“The boxes are larger than those in the old post office. We can now get our mail in the box without an overflow. The lobby is always an interesting place because men are accustomed to meeting there at mail time and exchanging greetings, talking politics, and otherwise having a good time. Good news is always welcome, and it always cheers. The special mail for which we have been anxious gives one a kick that nothing else does and makes us feel an attachment for the agencies through which it comes.”

The South Three Notch Post Office building was in use for the next approximately 40 years. A headline in The Andalusia Star News October 1963 edition reads: “POST OFFICE SELECTS EAST 3-NOTCH SITEJack Hines, Brewton realtor, has purchased from the Law family 150-foot frontage of real estate on East Three Notch where the Post Office Department in Washington announced on Wednesday a new post office building will be erected in Andalusia. The decision came in the wake of the circulation of a petition asking that the Andalusia Post Office be erected in any location other than on East Three Notch Street near the East Three Notch Elementary School.”

“A spokesman for the petitioners said that U. S. Senators Lister Hill and John Sparkman and all members of the Alabama Congressional delegation in Washington had been informed of the objections to the location. The report from the U. S. Post Office Department in Washington to the Star News was that the decision was final and irrevocable. Informed of the Washington announcement was Postmaster Henry Lee Mullins.”

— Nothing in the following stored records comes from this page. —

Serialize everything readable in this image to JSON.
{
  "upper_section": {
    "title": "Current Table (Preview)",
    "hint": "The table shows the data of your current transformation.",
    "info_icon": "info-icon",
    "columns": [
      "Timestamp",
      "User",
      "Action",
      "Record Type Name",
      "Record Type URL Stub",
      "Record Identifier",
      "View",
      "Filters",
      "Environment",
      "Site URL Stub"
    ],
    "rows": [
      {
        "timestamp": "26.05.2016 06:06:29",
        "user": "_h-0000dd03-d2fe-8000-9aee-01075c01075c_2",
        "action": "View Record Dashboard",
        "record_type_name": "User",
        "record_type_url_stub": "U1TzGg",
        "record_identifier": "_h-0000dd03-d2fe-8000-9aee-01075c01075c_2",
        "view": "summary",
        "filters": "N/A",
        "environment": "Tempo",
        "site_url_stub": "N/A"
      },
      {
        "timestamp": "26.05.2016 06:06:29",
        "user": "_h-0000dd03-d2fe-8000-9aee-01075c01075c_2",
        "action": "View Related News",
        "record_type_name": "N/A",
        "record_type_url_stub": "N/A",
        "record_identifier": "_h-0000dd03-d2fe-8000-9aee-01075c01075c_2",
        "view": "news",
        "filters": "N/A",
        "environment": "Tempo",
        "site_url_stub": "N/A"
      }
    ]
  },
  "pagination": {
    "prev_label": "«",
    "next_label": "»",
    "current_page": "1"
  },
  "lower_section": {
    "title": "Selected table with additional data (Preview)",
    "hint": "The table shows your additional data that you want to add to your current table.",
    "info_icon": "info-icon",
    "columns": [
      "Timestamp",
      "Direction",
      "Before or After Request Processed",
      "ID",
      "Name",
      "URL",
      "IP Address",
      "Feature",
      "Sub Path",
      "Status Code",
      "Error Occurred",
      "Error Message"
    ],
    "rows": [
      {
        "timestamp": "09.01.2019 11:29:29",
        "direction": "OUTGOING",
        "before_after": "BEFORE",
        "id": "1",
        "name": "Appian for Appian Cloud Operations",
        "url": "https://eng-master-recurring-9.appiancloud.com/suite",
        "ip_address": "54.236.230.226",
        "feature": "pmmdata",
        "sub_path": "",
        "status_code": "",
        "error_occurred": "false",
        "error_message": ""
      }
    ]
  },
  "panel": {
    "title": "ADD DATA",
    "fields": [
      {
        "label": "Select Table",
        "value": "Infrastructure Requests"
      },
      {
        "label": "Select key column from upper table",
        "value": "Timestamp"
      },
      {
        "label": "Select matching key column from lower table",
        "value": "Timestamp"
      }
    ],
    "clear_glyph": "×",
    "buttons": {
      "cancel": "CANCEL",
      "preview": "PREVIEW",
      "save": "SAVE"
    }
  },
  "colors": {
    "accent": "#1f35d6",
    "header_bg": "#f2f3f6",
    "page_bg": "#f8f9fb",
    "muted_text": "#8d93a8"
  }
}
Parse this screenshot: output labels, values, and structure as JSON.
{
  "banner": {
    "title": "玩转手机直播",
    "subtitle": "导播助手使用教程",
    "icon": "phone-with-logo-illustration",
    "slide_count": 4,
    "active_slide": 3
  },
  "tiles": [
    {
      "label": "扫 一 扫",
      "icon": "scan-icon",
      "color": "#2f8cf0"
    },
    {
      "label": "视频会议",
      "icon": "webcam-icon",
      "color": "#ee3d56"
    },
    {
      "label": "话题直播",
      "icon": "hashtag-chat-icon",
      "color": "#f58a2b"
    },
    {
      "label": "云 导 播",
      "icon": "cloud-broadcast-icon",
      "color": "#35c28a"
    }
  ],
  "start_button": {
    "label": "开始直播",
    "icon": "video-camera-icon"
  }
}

Well, some of you readers will Remember When all of this took place. I was in high school at AHS about that time (1963) singing folk songs with the “Singing Sisters,” going to football games and pep rallies, going to Big Bam shows, learning to drive a car with a stick shift, going on my first date, visiting the “Record Shop” for the latest hits, rushing after school to the City Drug Store for cherry Cokes and reading movie star magazines, learning Latin, Spanish, English and American literature, and not paying any attention to local news! The building of the next new post office on East 3-Notch is another story for another column so stay tuned!

Sue Bass Wilson, AHS Class of 1965, is a local real estate broker and long-time member of the Covington Historical Society. She can be reached at